I remember that it was there when we heard that a friend or neighbor needed help, perhaps brought on by an illness, or some other misfortune. We reasoned that if it affected our neighbors, it also affected us. I remember visiting families to ‘run by’ a meal, or to make plans for helping them in some other way. I knew of several times when a neighbor helped bring in a friend’s harvest, or split and stack some firewood. I even remember trying to find ways to earn some extra money to help when a family’s income stream suddenly stopped because of layoffs, or coalfield closures. This helped me see that mankind shows its best character when we help someone in need. It taught me that friends stick together during difficult times.
In those happy times, when friends or neighbors dropped by one of them might break out a guitar, a banjo, an autoharp, or dulcimer. That was a sign that the neighborhood may be in for an impromptu jam session. While the musicians sawed away on fiddles or hammered a tune on a five-string banjo, the kids danced flatfoot, or ‘clogged.’ One friend of mine could play any instrument by ear. It didn’t matter if it was a string, brass, woodwind, or percussion. I envied him since I had to learn to read music and practice to play anything and then still not perform near his level.
Some families I knew didn’t have a large porch, but they instead sat in chairs and on benches placed under a shade tree. Others used a stoop. To me the thing that made these evening events was much more than the mere location, but the ‘gathering’ itself. The scene of people sitting ‘out front’ was like an open invitation to others to join in a time of bonding. That makes for a strong community and ultimately a strong nation.
I remember when granny came out on the porch a couple of times during the day and swept it free of coal cinders deposited from the heavy clouds of smoke emulating from the passing coal-fired trains. Our home was only a block from the C&O railway that transported coal from the mines to the coal piers in Virginia. We had two steam-fired passenger trains and several steam-fired freight, and coal trains each day that went through town sending heavy blankets of smoke and cinders that blanketed everything.
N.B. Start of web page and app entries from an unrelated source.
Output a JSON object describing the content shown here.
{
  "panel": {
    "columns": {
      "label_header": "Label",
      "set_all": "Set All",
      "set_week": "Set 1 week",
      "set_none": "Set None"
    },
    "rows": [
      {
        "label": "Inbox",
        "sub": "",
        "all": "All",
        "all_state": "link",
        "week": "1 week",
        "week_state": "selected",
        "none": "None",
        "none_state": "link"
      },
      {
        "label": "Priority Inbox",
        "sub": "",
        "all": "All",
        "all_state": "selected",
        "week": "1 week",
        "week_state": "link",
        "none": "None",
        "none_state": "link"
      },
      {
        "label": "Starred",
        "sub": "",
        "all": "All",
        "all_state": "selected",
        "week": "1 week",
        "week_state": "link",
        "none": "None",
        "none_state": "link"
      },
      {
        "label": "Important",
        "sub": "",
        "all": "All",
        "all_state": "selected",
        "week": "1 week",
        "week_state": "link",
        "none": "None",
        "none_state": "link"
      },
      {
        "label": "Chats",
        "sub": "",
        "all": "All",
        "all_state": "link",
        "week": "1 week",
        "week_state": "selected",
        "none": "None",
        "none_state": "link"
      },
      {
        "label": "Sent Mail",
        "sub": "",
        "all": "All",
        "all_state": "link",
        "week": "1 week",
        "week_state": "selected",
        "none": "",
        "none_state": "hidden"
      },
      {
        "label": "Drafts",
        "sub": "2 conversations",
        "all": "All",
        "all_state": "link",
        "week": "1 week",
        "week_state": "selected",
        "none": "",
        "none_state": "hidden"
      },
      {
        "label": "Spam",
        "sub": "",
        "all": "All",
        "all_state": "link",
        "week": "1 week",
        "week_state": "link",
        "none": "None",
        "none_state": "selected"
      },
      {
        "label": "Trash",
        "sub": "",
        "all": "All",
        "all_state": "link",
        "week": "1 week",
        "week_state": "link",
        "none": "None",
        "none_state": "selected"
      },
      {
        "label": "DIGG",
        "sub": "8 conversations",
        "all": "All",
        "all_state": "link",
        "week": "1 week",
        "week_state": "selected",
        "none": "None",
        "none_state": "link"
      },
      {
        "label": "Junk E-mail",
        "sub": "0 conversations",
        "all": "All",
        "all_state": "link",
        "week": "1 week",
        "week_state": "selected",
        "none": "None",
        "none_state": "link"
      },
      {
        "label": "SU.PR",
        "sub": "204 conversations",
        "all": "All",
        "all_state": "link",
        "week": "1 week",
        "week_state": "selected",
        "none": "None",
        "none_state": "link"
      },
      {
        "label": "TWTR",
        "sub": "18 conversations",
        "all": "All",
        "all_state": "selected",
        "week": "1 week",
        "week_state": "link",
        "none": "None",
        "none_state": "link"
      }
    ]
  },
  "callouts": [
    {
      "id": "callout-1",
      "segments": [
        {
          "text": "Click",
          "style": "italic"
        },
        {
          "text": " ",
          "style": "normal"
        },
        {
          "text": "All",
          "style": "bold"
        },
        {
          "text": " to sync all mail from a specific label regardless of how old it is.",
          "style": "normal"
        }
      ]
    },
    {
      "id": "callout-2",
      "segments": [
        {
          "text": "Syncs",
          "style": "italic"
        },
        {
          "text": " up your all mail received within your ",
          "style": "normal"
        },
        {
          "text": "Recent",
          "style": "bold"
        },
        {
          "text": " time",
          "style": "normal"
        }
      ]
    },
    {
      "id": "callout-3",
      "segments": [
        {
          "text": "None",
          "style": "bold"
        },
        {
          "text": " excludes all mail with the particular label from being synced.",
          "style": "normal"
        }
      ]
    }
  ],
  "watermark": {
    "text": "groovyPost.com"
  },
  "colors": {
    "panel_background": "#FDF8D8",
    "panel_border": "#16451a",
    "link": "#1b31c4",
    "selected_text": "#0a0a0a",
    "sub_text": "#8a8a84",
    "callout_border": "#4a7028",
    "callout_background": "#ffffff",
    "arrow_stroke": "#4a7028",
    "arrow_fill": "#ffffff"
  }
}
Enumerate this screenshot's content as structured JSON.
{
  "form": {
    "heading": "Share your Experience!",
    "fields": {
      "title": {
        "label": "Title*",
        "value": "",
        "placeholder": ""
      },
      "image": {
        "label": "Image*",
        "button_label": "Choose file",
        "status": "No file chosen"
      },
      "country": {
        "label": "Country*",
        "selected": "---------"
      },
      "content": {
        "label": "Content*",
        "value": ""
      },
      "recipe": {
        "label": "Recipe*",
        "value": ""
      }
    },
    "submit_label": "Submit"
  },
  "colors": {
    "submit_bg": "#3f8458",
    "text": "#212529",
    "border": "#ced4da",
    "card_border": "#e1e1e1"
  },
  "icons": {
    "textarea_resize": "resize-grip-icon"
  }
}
Granny swept the porch to insure it stayed clean enough for the guests that might come by later in the evening. She did not want to give the impression she was not a good housekeeper.
Today, we are all too busy to have these porch visits. After the war appliances were sold to us to save us time, but I think they tied us up, instead. Now we are glued to televisions, video games, cell phones, computers, and in some cases our jobs. The stores that used to close at five are now open late if they close at all. Today, people live in houses or apartments for years and don’t even know their neighbors. The closeness of family and the richness of life was measured by our friends and our experiences, but those are disappearing. The front porch was our life’s antenna but we have lost our reception of what counts. I’m talking about family. It’s a sad thing when kids grow up, leave town and don’t look back.